Belinda: Within a blink of an eye, the baby glided out. She didn’t make a thump or anything; she just slid. I remember thinking to myself (but didn’t say aloud): "Holy crap, there’s a baby on the floor!"
I didn’t want to freak Jessica out, so I kept my thoughts to myself and started to say a prayer aloud. Almost immediately Jessica started dialing her doctor again, but she didn’t pick up. Jessica just kept saying, "What do I do? What do I do?” And all I could say was "It’s okay, Jess; don’t worry, Jess, everything's going to be okay".
But honestly I didn’t know that it’s actually normal for a baby to be a little bit blue when she’s born, and I was really scared. I had called 911 at some point and hung up because they asked for Jessica’s address, and it was taking me too long to figure it out. Thankfully, within a few minutes after Jessica delivered her baby, Hetty arrived. She ran in and took over. I was so relieved because I don’t know what we would have done. I still had Adam in my arms when I finally heard the baby let out a cry.

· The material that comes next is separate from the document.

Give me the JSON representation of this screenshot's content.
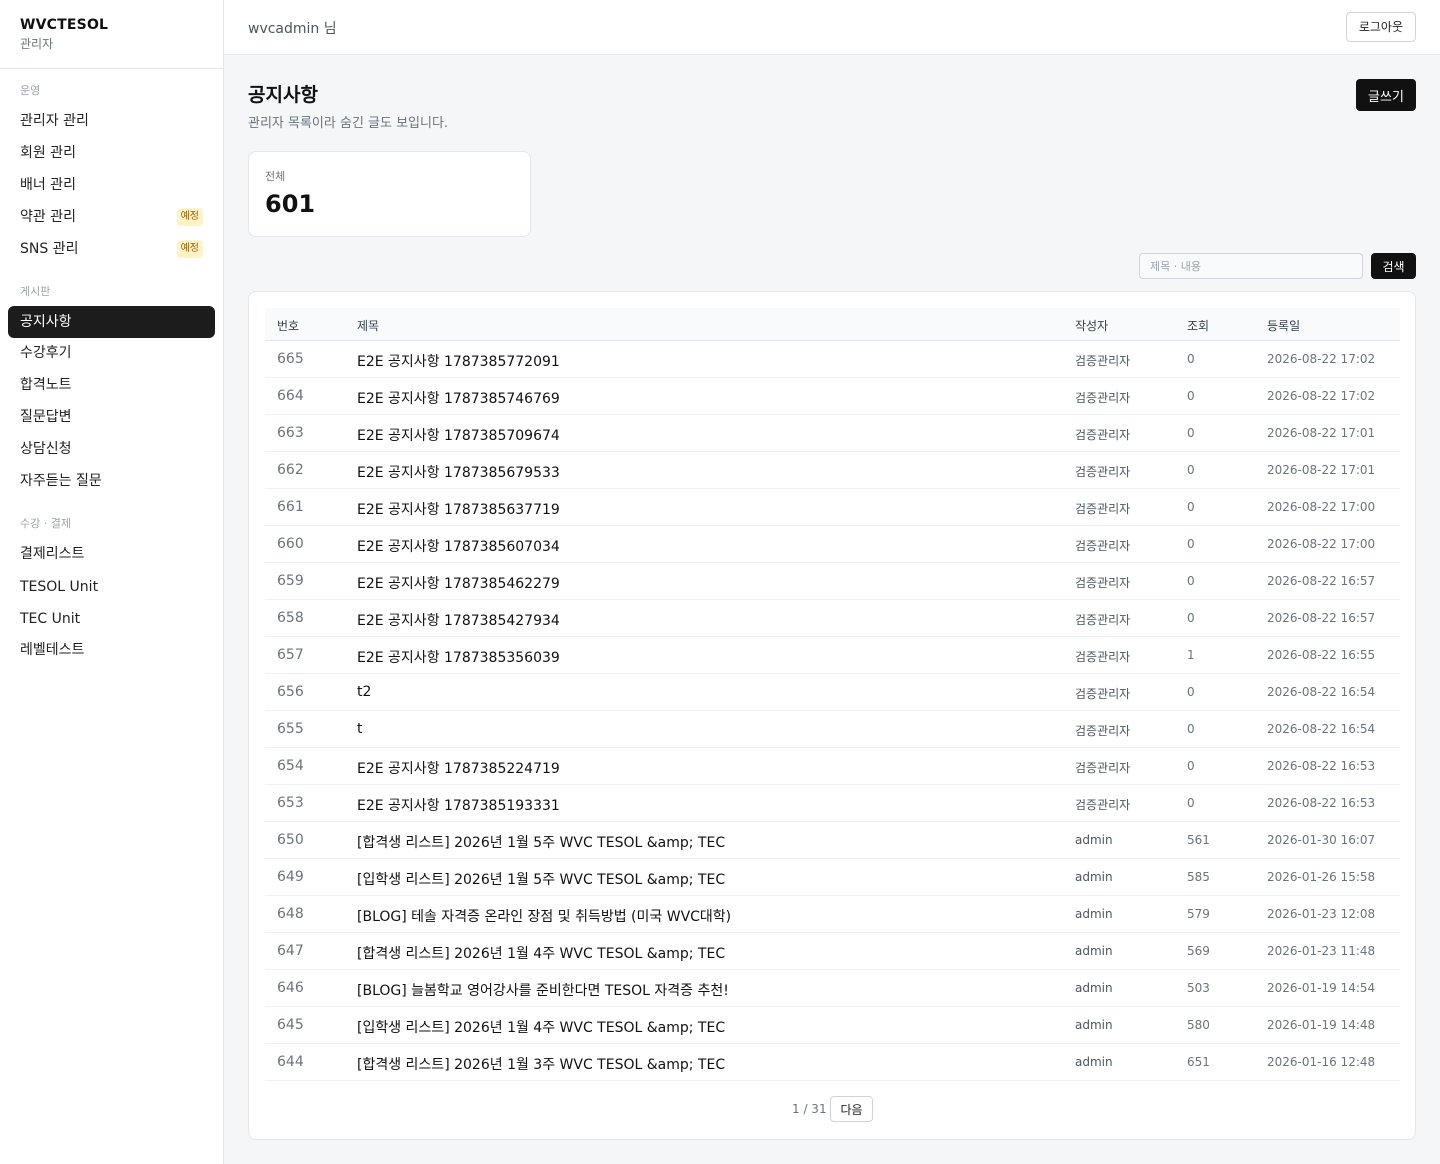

Jessica: Soon Hetty rushed in and cut the cord. I was surprised she was here! All she had in her hands were a sterilized clamp and scissors. She checked that everything had come out, and wrapped the baby in a towel. The lighting wasn’t good and she urged us to get to the hospital as fast as possible. I put a pad on, sweats and my down winter coat and walked out to the living room.
Belinda: Hetty was so calm. She helped Jessica cut the umbilical cord, and I remember Hetty saying, "Awe, Jess, you did it!” Jess kept asking if the baby was okay because she slipped onto the floor. She was worried about the baby’s head but Hetty assured us, saying babies are strong and it was okay. Jessica asked if she should push the placenta out, but it was already on the floor. I held the baby while Hetty did a final check. The baby was so perfect. I showed Adam his baby sister, and he started to smile.
The doorbell rang. It was Jessica’s friend's mom and Cindy. I’ll never forget the look on Cindy’s face when Jessica told her she already had the baby. She was in disbelief! Aside from some stomach discomfort, Jessica looked totally poised. I don’t think anyone would have even guessed that she just gave birth to a baby in her bathroom!
Jessica: Hetty held the baby as we stepped outside in the freezing cold to wait for the ambulance. We waited a good long time, and we contemplated taking her car, but I didn’t want to bleed all over it! Eventually, the ambulance slowly pulled up, and we quickly climbed the mound of snow to get in.
Belinda: Just as we went outside, an ambulance pulled up, and within minutes after that, Sam's car arrived too. We told him Jessica was already on her way to the hospital—with his new baby girl.
Jessica: We ran into a few snafus on the way to the hospital—the paramedics initially insisted that we call another ambulance for the baby (because that ambulance was called only for one person—me) and hospital wouldn’t release the baby from the NICU because I didn’t have the appropriate paperwork. But it eventually all worked out, and when my daughter was placed in my arms, I was finally able to take everything in. She was perfect—and she still is.
Published October 2017